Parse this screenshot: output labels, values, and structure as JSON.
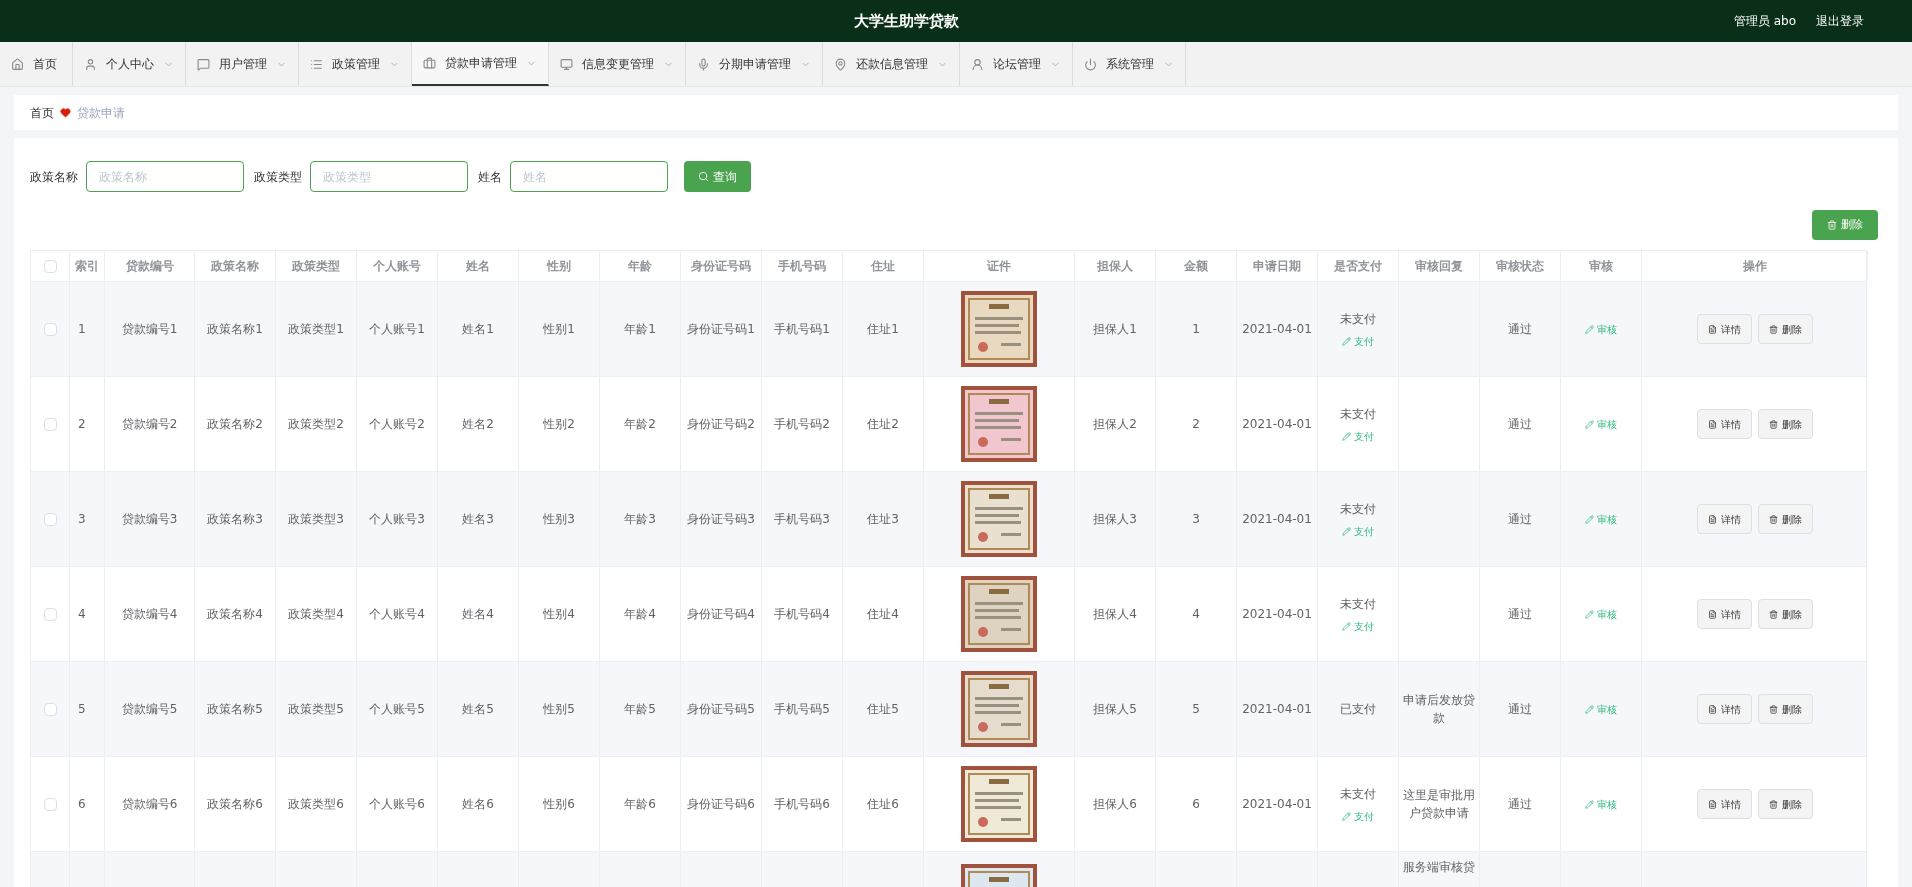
{
  "header": {
    "title": "大学生助学贷款",
    "user": "管理员 abo",
    "logout": "退出登录"
  },
  "nav": [
    {
      "label": "首页",
      "selected": false,
      "dropdown": false
    },
    {
      "label": "个人中心",
      "selected": false,
      "dropdown": true
    },
    {
      "label": "用户管理",
      "selected": false,
      "dropdown": true
    },
    {
      "label": "政策管理",
      "selected": false,
      "dropdown": true
    },
    {
      "label": "贷款申请管理",
      "selected": true,
      "dropdown": true
    },
    {
      "label": "信息变更管理",
      "selected": false,
      "dropdown": true
    },
    {
      "label": "分期申请管理",
      "selected": false,
      "dropdown": true
    },
    {
      "label": "还款信息管理",
      "selected": false,
      "dropdown": true
    },
    {
      "label": "论坛管理",
      "selected": false,
      "dropdown": true
    },
    {
      "label": "系统管理",
      "selected": false,
      "dropdown": true
    }
  ],
  "breadcrumb": {
    "home": "首页",
    "current": "贷款申请"
  },
  "search": {
    "fields": [
      {
        "label": "政策名称",
        "placeholder": "政策名称"
      },
      {
        "label": "政策类型",
        "placeholder": "政策类型"
      },
      {
        "label": "姓名",
        "placeholder": "姓名"
      }
    ],
    "button": "查询"
  },
  "delete_button": "删除",
  "table": {
    "select_all_checked": false,
    "columns": [
      "索引",
      "贷款编号",
      "政策名称",
      "政策类型",
      "个人账号",
      "姓名",
      "性别",
      "年龄",
      "身份证号码",
      "手机号码",
      "住址",
      "证件",
      "担保人",
      "金额",
      "申请日期",
      "是否支付",
      "审核回复",
      "审核状态",
      "审核",
      "操作"
    ],
    "rows": [
      {
        "checked": false,
        "cells": [
          "1",
          "贷款编号1",
          "政策名称1",
          "政策类型1",
          "个人账号1",
          "姓名1",
          "性别1",
          "年龄1",
          "身份证号码1",
          "手机号码1",
          "住址1"
        ],
        "certificate": {
          "kind": "picture"
        },
        "cells2": [
          "担保人1",
          "1",
          "2021-04-01"
        ],
        "pay_status": "未支付",
        "pay_action": "支付",
        "audit_status": "通过",
        "audit_action": "审核",
        "actions": [
          "详情",
          "删除"
        ]
      },
      {
        "checked": false,
        "cells": [
          "2",
          "贷款编号2",
          "政策名称2",
          "政策类型2",
          "个人账号2",
          "姓名2",
          "性别2",
          "年龄2",
          "身份证号码2",
          "手机号码2",
          "住址2"
        ],
        "certificate": {
          "kind": "picture"
        },
        "cells2": [
          "担保人2",
          "2",
          "2021-04-01"
        ],
        "pay_status": "未支付",
        "pay_action": "支付",
        "audit_status": "通过",
        "audit_action": "审核",
        "actions": [
          "详情",
          "删除"
        ]
      },
      {
        "checked": false,
        "cells": [
          "3",
          "贷款编号3",
          "政策名称3",
          "政策类型3",
          "个人账号3",
          "姓名3",
          "性别3",
          "年龄3",
          "身份证号码3",
          "手机号码3",
          "住址3"
        ],
        "certificate": {
          "kind": "picture"
        },
        "cells2": [
          "担保人3",
          "3",
          "2021-04-01"
        ],
        "pay_status": "未支付",
        "pay_action": "支付",
        "audit_status": "通过",
        "audit_action": "审核",
        "actions": [
          "详情",
          "删除"
        ]
      },
      {
        "checked": false,
        "cells": [
          "4",
          "贷款编号4",
          "政策名称4",
          "政策类型4",
          "个人账号4",
          "姓名4",
          "性别4",
          "年龄4",
          "身份证号码4",
          "手机号码4",
          "住址4"
        ],
        "certificate": {
          "kind": "picture"
        },
        "cells2": [
          "担保人4",
          "4",
          "2021-04-01"
        ],
        "pay_status": "未支付",
        "pay_action": "支付",
        "audit_status": "通过",
        "audit_action": "审核",
        "actions": [
          "详情",
          "删除"
        ]
      },
      {
        "checked": false,
        "cells": [
          "5",
          "贷款编号5",
          "政策名称5",
          "政策类型5",
          "个人账号5",
          "姓名5",
          "性别5",
          "年龄5",
          "身份证号码5",
          "手机号码5",
          "住址5"
        ],
        "certificate": {
          "kind": "picture"
        },
        "cells2": [
          "担保人5",
          "5",
          "2021-04-01"
        ],
        "pay_status": "已支付",
        "reply": "申请后发放贷款",
        "audit_status": "通过",
        "audit_action": "审核",
        "actions": [
          "详情",
          "删除"
        ]
      },
      {
        "checked": false,
        "cells": [
          "6",
          "贷款编号6",
          "政策名称6",
          "政策类型6",
          "个人账号6",
          "姓名6",
          "性别6",
          "年龄6",
          "身份证号码6",
          "手机号码6",
          "住址6"
        ],
        "certificate": {
          "kind": "picture"
        },
        "cells2": [
          "担保人6",
          "6",
          "2021-04-01"
        ],
        "pay_status": "未支付",
        "pay_action": "支付",
        "reply": "这里是审批用户贷款申请",
        "audit_status": "通过",
        "audit_action": "审核",
        "actions": [
          "详情",
          "删除"
        ]
      },
      {
        "certificate": {
          "kind": "picture"
        },
        "reply": "服务端审核贷"
      }
    ]
  }
}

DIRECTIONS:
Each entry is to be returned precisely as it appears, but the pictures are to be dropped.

SOLUTION BELOW:
Parse this screenshot: output labels, values, and structure as JSON.
{
  "header": {
    "title": "大学生助学贷款",
    "user": "管理员 abo",
    "logout": "退出登录"
  },
  "nav": [
    {
      "label": "首页",
      "selected": false,
      "dropdown": false
    },
    {
      "label": "个人中心",
      "selected": false,
      "dropdown": true
    },
    {
      "label": "用户管理",
      "selected": false,
      "dropdown": true
    },
    {
      "label": "政策管理",
      "selected": false,
      "dropdown": true
    },
    {
      "label": "贷款申请管理",
      "selected": true,
      "dropdown": true
    },
    {
      "label": "信息变更管理",
      "selected": false,
      "dropdown": true
    },
    {
      "label": "分期申请管理",
      "selected": false,
      "dropdown": true
    },
    {
      "label": "还款信息管理",
      "selected": false,
      "dropdown": true
    },
    {
      "label": "论坛管理",
      "selected": false,
      "dropdown": true
    },
    {
      "label": "系统管理",
      "selected": false,
      "dropdown": true
    }
  ],
  "breadcrumb": {
    "home": "首页",
    "current": "贷款申请"
  },
  "search": {
    "fields": [
      {
        "label": "政策名称",
        "placeholder": "政策名称"
      },
      {
        "label": "政策类型",
        "placeholder": "政策类型"
      },
      {
        "label": "姓名",
        "placeholder": "姓名"
      }
    ],
    "button": "查询"
  },
  "delete_button": "删除",
  "table": {
    "select_all_checked": false,
    "columns": [
      "索引",
      "贷款编号",
      "政策名称",
      "政策类型",
      "个人账号",
      "姓名",
      "性别",
      "年龄",
      "身份证号码",
      "手机号码",
      "住址",
      "证件",
      "担保人",
      "金额",
      "申请日期",
      "是否支付",
      "审核回复",
      "审核状态",
      "审核",
      "操作"
    ],
    "rows": [
      {
        "checked": false,
        "cells": [
          "1",
          "贷款编号1",
          "政策名称1",
          "政策类型1",
          "个人账号1",
          "姓名1",
          "性别1",
          "年龄1",
          "身份证号码1",
          "手机号码1",
          "住址1"
        ],
        "certificate": {
          "kind": "picture"
        },
        "cells2": [
          "担保人1",
          "1",
          "2021-04-01"
        ],
        "pay_status": "未支付",
        "pay_action": "支付",
        "audit_status": "通过",
        "audit_action": "审核",
        "actions": [
          "详情",
          "删除"
        ]
      },
      {
        "checked": false,
        "cells": [
          "2",
          "贷款编号2",
          "政策名称2",
          "政策类型2",
          "个人账号2",
          "姓名2",
          "性别2",
          "年龄2",
          "身份证号码2",
          "手机号码2",
          "住址2"
        ],
        "certificate": {
          "kind": "picture"
        },
        "cells2": [
          "担保人2",
          "2",
          "2021-04-01"
        ],
        "pay_status": "未支付",
        "pay_action": "支付",
        "audit_status": "通过",
        "audit_action": "审核",
        "actions": [
          "详情",
          "删除"
        ]
      },
      {
        "checked": false,
        "cells": [
          "3",
          "贷款编号3",
          "政策名称3",
          "政策类型3",
          "个人账号3",
          "姓名3",
          "性别3",
          "年龄3",
          "身份证号码3",
          "手机号码3",
          "住址3"
        ],
        "certificate": {
          "kind": "picture"
        },
        "cells2": [
          "担保人3",
          "3",
          "2021-04-01"
        ],
        "pay_status": "未支付",
        "pay_action": "支付",
        "audit_status": "通过",
        "audit_action": "审核",
        "actions": [
          "详情",
          "删除"
        ]
      },
      {
        "checked": false,
        "cells": [
          "4",
          "贷款编号4",
          "政策名称4",
          "政策类型4",
          "个人账号4",
          "姓名4",
          "性别4",
          "年龄4",
          "身份证号码4",
          "手机号码4",
          "住址4"
        ],
        "certificate": {
          "kind": "picture"
        },
        "cells2": [
          "担保人4",
          "4",
          "2021-04-01"
        ],
        "pay_status": "未支付",
        "pay_action": "支付",
        "audit_status": "通过",
        "audit_action": "审核",
        "actions": [
          "详情",
          "删除"
        ]
      },
      {
        "checked": false,
        "cells": [
          "5",
          "贷款编号5",
          "政策名称5",
          "政策类型5",
          "个人账号5",
          "姓名5",
          "性别5",
          "年龄5",
          "身份证号码5",
          "手机号码5",
          "住址5"
        ],
        "certificate": {
          "kind": "picture"
        },
        "cells2": [
          "担保人5",
          "5",
          "2021-04-01"
        ],
        "pay_status": "已支付",
        "reply": "申请后发放贷款",
        "audit_status": "通过",
        "audit_action": "审核",
        "actions": [
          "详情",
          "删除"
        ]
      },
      {
        "checked": false,
        "cells": [
          "6",
          "贷款编号6",
          "政策名称6",
          "政策类型6",
          "个人账号6",
          "姓名6",
          "性别6",
          "年龄6",
          "身份证号码6",
          "手机号码6",
          "住址6"
        ],
        "certificate": {
          "kind": "picture"
        },
        "cells2": [
          "担保人6",
          "6",
          "2021-04-01"
        ],
        "pay_status": "未支付",
        "pay_action": "支付",
        "reply": "这里是审批用户贷款申请",
        "audit_status": "通过",
        "audit_action": "审核",
        "actions": [
          "详情",
          "删除"
        ]
      },
      {
        "certificate": {
          "kind": "picture"
        },
        "reply": "服务端审核贷"
      }
    ]
  }
}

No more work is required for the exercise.